were actually white or pale grey, when she recreated them she found inspiration in the colours of the Negev Desert.
She was also drawn to the buildings of Italy, the South of France and the east coast of the United States. 'The texture
of different materials and surfaces was an important element in her work: the peeling plaster and deep shadows of
southern Europe or, in the New England states, the timber cladding and Georgian proportions. Frequently ideas came
from the upper storeys of buildings. "Street level is often very ordinary, so I tend to look up quite a lot".
By preference Brennand worked in watercolour which she enjoyed for its unpredictability and versatility: the medium
could stand on its own or be combined with all sorts of other media and techniques. Once back in her studio the
photographs she took and the sketches she made on site were turned into underlying drawings for her paintings which
might be constructed from up to 15 thin layers of superimposed washes of colour.
She said that, whereas the choice of colour was mostly a deliberate and carefully thought out process, the involvement
of textures was largely intuitive. A shelf in front of her working table held all sorts of things used in her work: spray
diffusers, a toothbrush, rollers, screwed-up tissue paper, wax crayons and candles (which she used like a batik artist)
very fine Japanese papers for gluing onto paper. Among the artists who influenced her work were John Piper, Graham
Sutherland, Patrick Heron and Mark Rothko.
In 1991 Brennand was awarded the Winsor and Newton Young Painters in Watercolour Award at the Royal Institute of
Painters in Watercolours (the RI). The following year she received the Frank Herring Award for the best painting of an
architectural subject, after which she became a full member of the Institute and in 2001 a member of its council. Her
other awards included, in 2005, The Matt Bruce Memorial Prize "for the most outstanding use of light and colour in
A prolific artist, she exhibited widely: at the Llewellyn Alexander and Linda Blackstone Galleries in London, the Barnt
Green Gallery in Worcester and the Shell House Gallery in Herefordshire; aswell as at the Royal West Of England
Academy in Bristol and elsewhere.
Catherine Brennand was an enthusiast for life in all manner of ways. She read avidly, loved letter writing, cooking,
Radio 4, fell walking in the Lake District, music, London, architecture, the cinema, buying clothes, good food and
In March last year she visited Malta, where she took about 750 photographs. Despite receiving chemotherapy for
breast cancer, she spent the summer preparing 40 works for her first one woman show, which took place in Malta
earlier this year. She had remained as much an optimist in her illness as she had in her work. "Painting," she said,
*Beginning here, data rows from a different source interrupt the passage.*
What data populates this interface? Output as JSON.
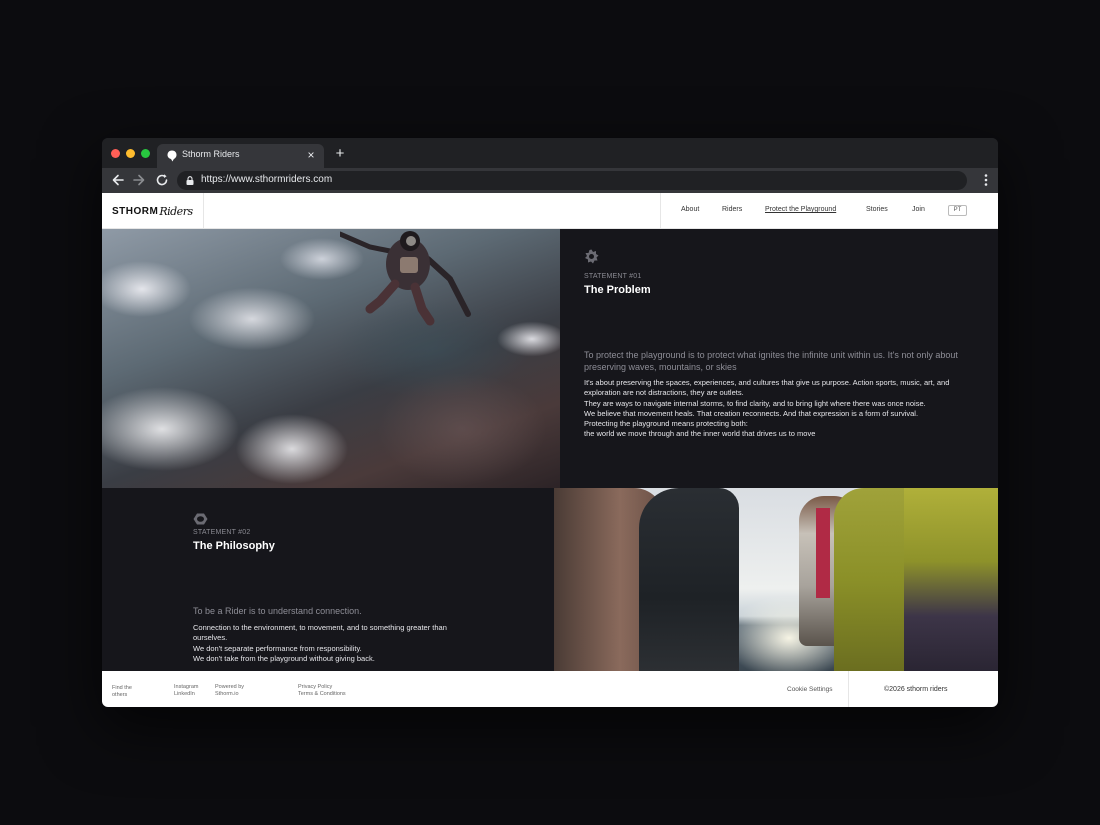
{
  "browser": {
    "tab_title": "Sthorm Riders",
    "url": "https://www.sthormriders.com"
  },
  "header": {
    "logo_main": "STHORM",
    "logo_script": "Riders",
    "nav": [
      "About",
      "Riders",
      "Protect the Playground",
      "Stories",
      "Join"
    ],
    "active_nav": "Protect the Playground",
    "lang": "PT"
  },
  "statement1": {
    "kicker": "STATEMENT #01",
    "title": "The Problem",
    "lead": "To protect the playground is to protect what ignites the infinite unit within us. It's not only about preserving waves, mountains, or skies",
    "body": "It's about preserving the spaces, experiences, and cultures that give us purpose. Action sports, music, art, and exploration are not distractions, they are outlets.\nThey are ways to navigate internal storms, to find clarity, and to bring light where there was once noise.\nWe believe that movement heals. That creation reconnects. And that expression is a form of survival.\nProtecting the playground means protecting both:\nthe world we move through and the inner world that drives us to move"
  },
  "statement2": {
    "kicker": "STATEMENT #02",
    "title": "The Philosophy",
    "lead": "To be a Rider is to understand connection.",
    "body": "Connection to the environment, to movement, and to something greater than ourselves.\nWe don't separate performance from responsibility.\nWe don't take from the playground without giving back."
  },
  "footer": {
    "find": "Find the others",
    "social": "Instagram\nLinkedIn",
    "powered": "Powered by\nSthorm.io",
    "legal": "Privacy Policy\nTerms & Conditions",
    "cookie": "Cookie Settings",
    "copyright": "©2026 sthorm riders"
  },
  "icons": [
    "favicon-icon",
    "close-icon",
    "plus-icon",
    "back-arrow-icon",
    "forward-arrow-icon",
    "reload-icon",
    "lock-icon",
    "menu-dots-icon",
    "gear-badge-icon",
    "ring-badge-icon"
  ]
}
should be good fun".
Simon Fenwick
Catherine Louise Batemen; artist: born Woking Surrey 11 October 1961; married 1988 Mark Brennand (two sons);
died Wolverhampton 1 May 2006.